-- Exercise objective --
Go through the entries below. Copy out every line that contains "name".

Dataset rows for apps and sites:
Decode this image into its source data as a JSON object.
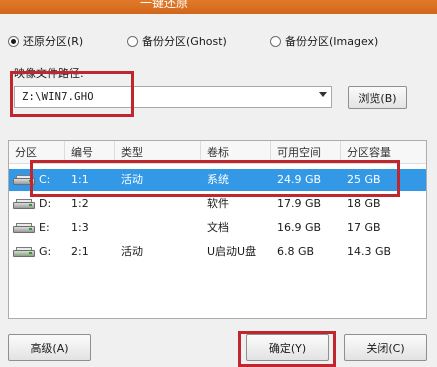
{
  "window": {
    "title": "一键还原"
  },
  "mode_options": [
    {
      "label": "还原分区(R)",
      "selected": true
    },
    {
      "label": "备份分区(Ghost)",
      "selected": false
    },
    {
      "label": "备份分区(Imagex)",
      "selected": false
    }
  ],
  "image_path": {
    "label": "映像文件路径:",
    "value": "Z:\\WIN7.GHO",
    "browse_label": "浏览(B)"
  },
  "table": {
    "columns": [
      "分区",
      "编号",
      "类型",
      "卷标",
      "可用空间",
      "分区容量"
    ],
    "rows": [
      {
        "drive": "C:",
        "number": "1:1",
        "type": "活动",
        "label": "系统",
        "free": "24.9 GB",
        "size": "25 GB",
        "selected": true,
        "disk_icon": "hard-disk-icon"
      },
      {
        "drive": "D:",
        "number": "1:2",
        "type": "",
        "label": "软件",
        "free": "17.9 GB",
        "size": "18 GB",
        "selected": false,
        "disk_icon": "hard-disk-icon"
      },
      {
        "drive": "E:",
        "number": "1:3",
        "type": "",
        "label": "文档",
        "free": "16.9 GB",
        "size": "17 GB",
        "selected": false,
        "disk_icon": "hard-disk-icon"
      },
      {
        "drive": "G:",
        "number": "2:1",
        "type": "活动",
        "label": "U启动U盘",
        "free": "6.8 GB",
        "size": "14.3 GB",
        "selected": false,
        "disk_icon": "usb-disk-icon"
      }
    ]
  },
  "buttons": {
    "advanced": "高级(A)",
    "ok": "确定(Y)",
    "close": "关闭(C)"
  },
  "colors": {
    "highlight_border": "#c0262d",
    "selection": "#3399e6",
    "title_bar": "#d2661a"
  }
}
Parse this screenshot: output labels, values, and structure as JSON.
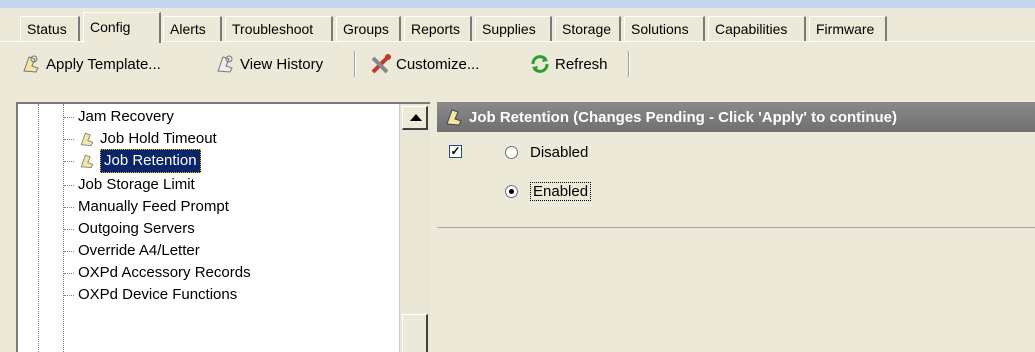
{
  "tabs": [
    "Status",
    "Config",
    "Alerts",
    "Troubleshoot",
    "Groups",
    "Reports",
    "Supplies",
    "Storage",
    "Solutions",
    "Capabilities",
    "Firmware"
  ],
  "active_tab": "Config",
  "toolbar": {
    "apply_template": "Apply Template...",
    "view_history": "View History",
    "customize": "Customize...",
    "refresh": "Refresh"
  },
  "tree": {
    "items": [
      {
        "label": "Jam Recovery",
        "icon": null
      },
      {
        "label": "Job Hold Timeout",
        "icon": "hand-icon"
      },
      {
        "label": "Job Retention",
        "icon": "hand-icon",
        "selected": true
      },
      {
        "label": "Job Storage Limit",
        "icon": null
      },
      {
        "label": "Manually Feed Prompt",
        "icon": null
      },
      {
        "label": "Outgoing Servers",
        "icon": null
      },
      {
        "label": "Override A4/Letter",
        "icon": null
      },
      {
        "label": "OXPd Accessory Records",
        "icon": null
      },
      {
        "label": "OXPd Device Functions",
        "icon": null
      }
    ]
  },
  "panel": {
    "title": "Job Retention (Changes Pending - Click 'Apply' to continue)",
    "checkbox_checked": true,
    "options": [
      {
        "label": "Disabled",
        "selected": false
      },
      {
        "label": "Enabled",
        "selected": true
      }
    ]
  }
}
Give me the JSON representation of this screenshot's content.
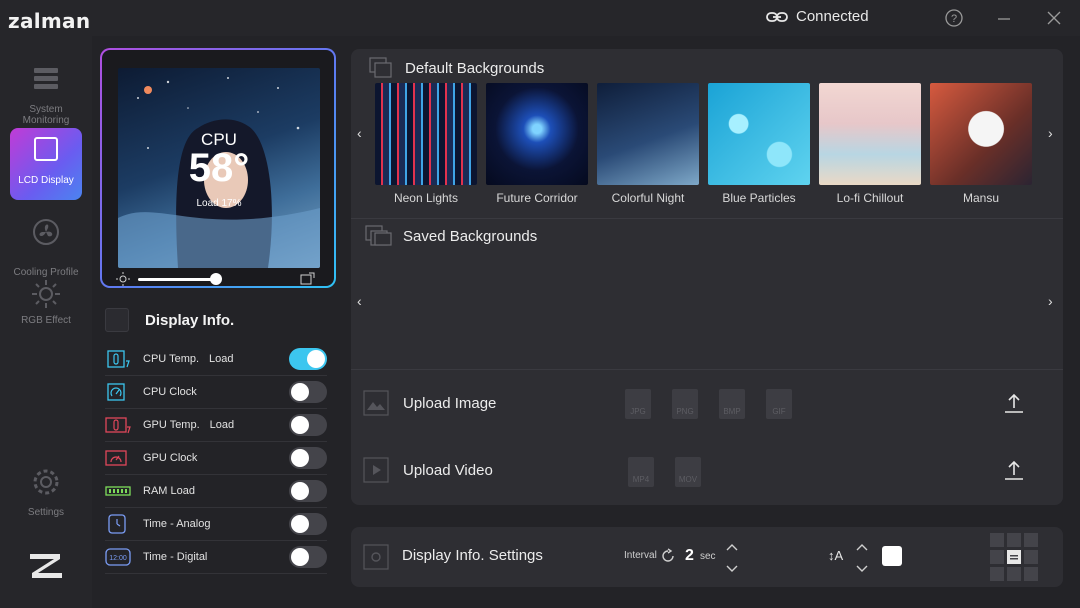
{
  "app": {
    "brand": "zalman",
    "connection": "Connected"
  },
  "nav": {
    "items": [
      {
        "label": "System Monitoring",
        "icon": "system-monitoring-icon"
      },
      {
        "label": "LCD Display",
        "icon": "lcd-display-icon",
        "active": true
      },
      {
        "label": "Cooling Profile",
        "icon": "fan-icon"
      },
      {
        "label": "RGB Effect",
        "icon": "sun-icon"
      },
      {
        "label": "Settings",
        "icon": "gear-icon"
      }
    ]
  },
  "preview": {
    "metric": "CPU",
    "value": "58°",
    "sub": "Load 17%",
    "brightness": 0.78
  },
  "display_info": {
    "title": "Display Info.",
    "rows": [
      {
        "label": "CPU Temp.",
        "extra": "Load",
        "on": true,
        "icon": "cpu-temp-icon"
      },
      {
        "label": "CPU Clock",
        "extra": "",
        "on": false,
        "icon": "cpu-clock-icon"
      },
      {
        "label": "GPU Temp.",
        "extra": "Load",
        "on": false,
        "icon": "gpu-temp-icon"
      },
      {
        "label": "GPU Clock",
        "extra": "",
        "on": false,
        "icon": "gpu-clock-icon"
      },
      {
        "label": "RAM Load",
        "extra": "",
        "on": false,
        "icon": "ram-icon"
      },
      {
        "label": "Time - Analog",
        "extra": "",
        "on": false,
        "icon": "clock-icon"
      },
      {
        "label": "Time - Digital",
        "extra": "",
        "on": false,
        "icon": "digital-clock-icon"
      }
    ]
  },
  "backgrounds": {
    "default_title": "Default Backgrounds",
    "saved_title": "Saved Backgrounds",
    "items": [
      {
        "name": "Neon Lights"
      },
      {
        "name": "Future Corridor"
      },
      {
        "name": "Colorful Night"
      },
      {
        "name": "Blue Particles"
      },
      {
        "name": "Lo-fi Chillout"
      },
      {
        "name": "Mansu"
      }
    ]
  },
  "upload": {
    "image_label": "Upload Image",
    "video_label": "Upload Video",
    "image_formats": [
      "JPG",
      "PNG",
      "BMP",
      "GIF"
    ],
    "video_formats": [
      "MP4",
      "MOV"
    ]
  },
  "settings_bar": {
    "title": "Display Info. Settings",
    "interval_label": "Interval",
    "interval_value": "2",
    "interval_unit": "sec",
    "font_size_label": "↕A"
  },
  "colors": {
    "accent": "#3cc6ef",
    "active_nav_start": "#c13bd6",
    "active_nav_end": "#4b84f0"
  }
}
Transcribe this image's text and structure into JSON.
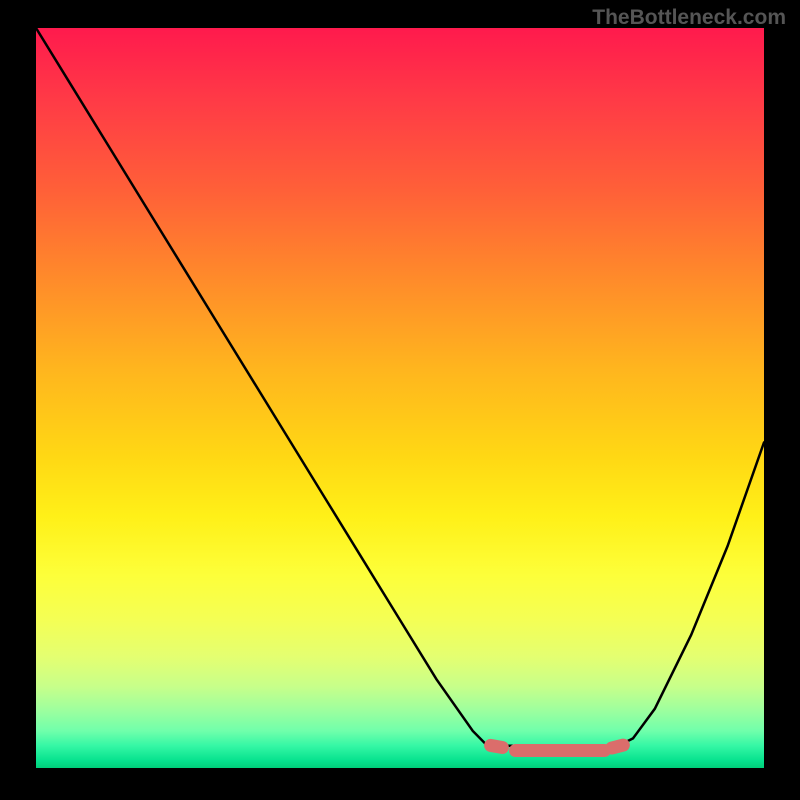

-- Result for this task --
        "name": "Neon Lights"
        "name": "Future Corridor"
        "name": "Colorful Night"
        "name": "Blue Particles"
        "name": "Lo-fi Chillout"
        "name": "Mansu"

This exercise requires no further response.